Canadian doctors have been advised not to use a batch of 170,000 doses of swine flu vaccine while authorities investigate reports of allergic reactions among recipients, drug maker GlaxoSmithKline PLC said Tuesday.
Authorities routinely monitor vaccines for any signals of problems, such as the allergic reactions that do occur, rarely, every year.
Company spokeswoman Gwenan White said that GlaxoSmithKline advised medical staff in Canada last week to refrain from using one batch of the vaccine while they look into reports that that it might have caused more allergic reactions than normal.
"One batch has seen a slightly increased rate of anaphylaxis," she said. Anaphylaxis is life-threatening type of allergic shock.
Six people in Canada had suffered an allergic reaction, said Tim Vail, the spokesman for Canada's health minister. The batch contained about 170,000 doses. It was not immediately clear how many had been administered, although Vail said the majority had been.
GlaxoSmithKline said it has distributed a total of 7.5 million doses of the vaccine across Canada.
"We're not seeing any thing wild or spooky or crazy about our vaccine at all," Vail said, arguing it may have been a statistical anomaly that the reactions occurred.
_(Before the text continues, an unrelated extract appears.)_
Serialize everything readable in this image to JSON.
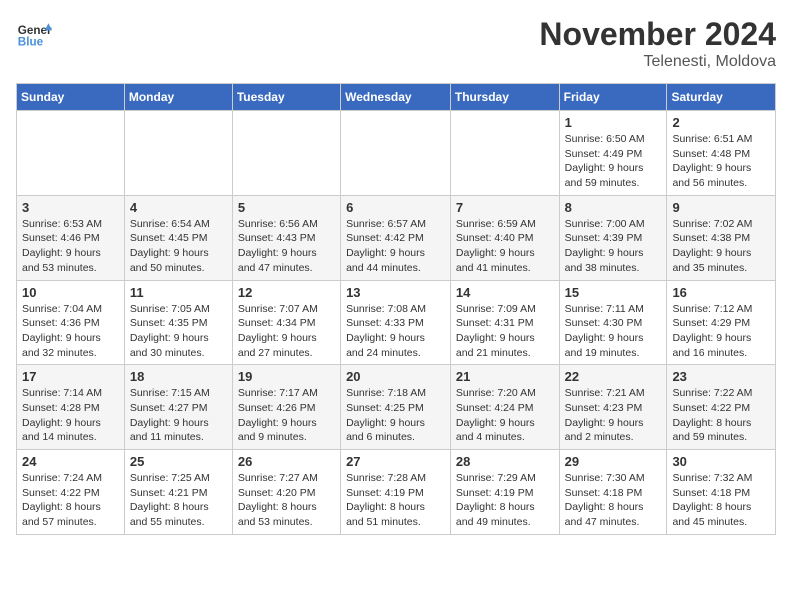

The vaccine chief of the World Health Organization, Marie Paule Kieny, said Monday that the number of people who went into anaphylactic shock after getting the vaccine in Canada was "a bit higher than normal" but that the numbers were still small. She said Canadian authorities are investigating the components of the vaccine to see if there might be a problem.
She said the problem has so far only been detected with one lot of the vaccine and that they haven't seen evidence of a higher rate of side effects with other lots.
GlaxoSmithKline, the world's second largest drug maker by revenue, is only investigating the one batch of its swine flu vaccine in Canada. White said no other doses of its swine flu vaccine around the world are affected.
White said London-based GlaxoSmithKline wrote to Canadian health care professionals advising them to stop using the batch on Nov. 18.
Canada is honoring the company's request, but urging people not to be alarmed. Dr. Joel Kettner, Manitoba's chief medical officer of health, said that allergic reactions sometimes occur shortly after inoculations, but haven't lasted long and have not led to long-term health problems.
The provincial Alberta government was also holding back the vaccine, although it had not seen a jump in reactions.
Associated Press Writer Rob Gillies in Toronto contributed to this report.